Where I live in Maine the temps can vary significantly during deer season from year to year, and frequently we have snow on the ground and below freezing weather at night.
When that happens hanging the deer in your barn or garage can be enough to shield it from the cold while it ages.
As the temperature moves up towards 40 degrees things change. On the plus side, the collagen breaks down faster, shortening the required hang time.
But if the temperature gets too warm – say above 45 – you risk the possibility of spoilage if it hangs too long.
By the upper 40’s your best bet is to let it hang for 24 hours to get past rigor mortis and then process it for the freezer.
It is important to note that we are talking about the meat temperature – not just the temperature of the air around it.
Using a meat thermometer (preferably digital) is a good way to monitor things if you are hanging your deer for longer periods.
If you hunt deer in a warmer climate – say one of the southern states – then hanging the meat outside won’t be an option at all.
The best-case scenario then is to have access to a walk-in cooler where you can control the temperature and age the meat properly.
Since most of us don’t have that a spare fridge can work if you quarter the animal.

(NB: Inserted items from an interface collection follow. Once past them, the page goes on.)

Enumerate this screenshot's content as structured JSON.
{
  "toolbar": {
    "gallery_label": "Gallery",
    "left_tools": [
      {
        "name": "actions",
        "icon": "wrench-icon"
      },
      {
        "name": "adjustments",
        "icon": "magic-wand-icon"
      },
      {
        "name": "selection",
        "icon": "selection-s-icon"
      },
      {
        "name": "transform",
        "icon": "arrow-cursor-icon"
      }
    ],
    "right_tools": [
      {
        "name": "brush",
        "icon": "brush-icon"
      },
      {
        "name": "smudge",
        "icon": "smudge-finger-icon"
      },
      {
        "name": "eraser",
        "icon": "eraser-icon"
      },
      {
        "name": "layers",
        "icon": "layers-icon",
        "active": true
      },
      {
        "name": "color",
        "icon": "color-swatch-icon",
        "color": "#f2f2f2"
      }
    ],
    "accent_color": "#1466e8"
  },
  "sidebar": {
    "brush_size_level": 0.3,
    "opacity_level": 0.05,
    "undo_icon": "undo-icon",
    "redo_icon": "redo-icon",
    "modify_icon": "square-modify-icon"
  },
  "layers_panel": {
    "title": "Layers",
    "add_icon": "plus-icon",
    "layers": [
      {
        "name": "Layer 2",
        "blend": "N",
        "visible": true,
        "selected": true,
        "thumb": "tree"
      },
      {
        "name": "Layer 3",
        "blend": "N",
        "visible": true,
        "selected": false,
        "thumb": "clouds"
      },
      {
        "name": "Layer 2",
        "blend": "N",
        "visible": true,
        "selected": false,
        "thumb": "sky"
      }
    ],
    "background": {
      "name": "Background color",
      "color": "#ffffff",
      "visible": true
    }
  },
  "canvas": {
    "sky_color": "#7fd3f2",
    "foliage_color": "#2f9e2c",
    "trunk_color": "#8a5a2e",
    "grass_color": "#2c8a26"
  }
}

When that isn’t a possibility the other alternative is to skin the deer at the same time as you dress it, cut the meat off the bones, and store them in a cooler to age it that way.
How Does Deer Hang Time Vary By Age?
If you shot a yearling buck or a doe – congratulations, you are in for some good eating.
These animals are typically the most tender and don’t require a long hang time. Just keep them hanging for 2-4 days to get past the rigor mortis stage, and then have them processed.
A buck that has moved into middle age – say 2 to 4 years old – will be better if you can let it hang anywhere from 5-8 days.
This will give the enzymes plenty of time to work at dissolving that collagen and tenderizing your meat. Again, that is 5 to 8 days in the ideal temperature range.
Deer older than that will benefit from an extended hang. There is nothing wrong with hanging an older deer for 10-12 days, assuming you can control the temperature.
A proper hang can make an older deer as tender as a young one, and give it a more flavorful taste.
Should You Hang Your Deer Head-Up Or Down?
The majority of hunters will field dress their deer where it falls (hence the name “field dress”) without hanging the deer.
That isn’t the easiest way to do it – when the deer is suspended head up while dressed gravity is a great help in getting the innards out.
But the ease of cleaning it while hanging is usually weighed against dragging out a deer filled with guts, and comes out the loser almost every time.
Most hunters will put up with a little extra digging around in a chest cavity to save their back.
But when it comes to hanging the deer to cool and age the meat, head down may be the better option.
Everyone knows that heat rises, and a heads-up deer has a natural cavity to catch that heat. That can pose a problem, especially if you are dealing with warmer than ideal temps.
Hanging the animal by its hind legs puts the wide-open end at the top for a faster cool.
Skinning the deer will also accelerate the cooling process, as removing the outer layer makes it easier for the heat to escape.
When it comes improving venison quality, knowing how long to hang a deer (or other big game for that matter) is vital.
Sometimes, temperatures are not ideally suited for hanging deer, and the deer meat can deteriorate rapidly. Therefore knowing what to do ASAP is vital if you want the best venison.
Here’s two more tips to help you:
- When it is cold – make sure your deer doesn’t freeze in a state of rigor mortis. Ideally, keep the deer thaw-free for 24 hours.
- In warm weather – hang the meat for 48 hours and no more. Some hunters push it to three days but, is it worth the health risks?
However, there’s lots of factors to consider. On average, hang your deer for 5 – 8 days. If you have never tried aging your deer meat after a hunt, you have never really tasted venison.
All that’s left to say is: I hope your next deer hunting trip goes well.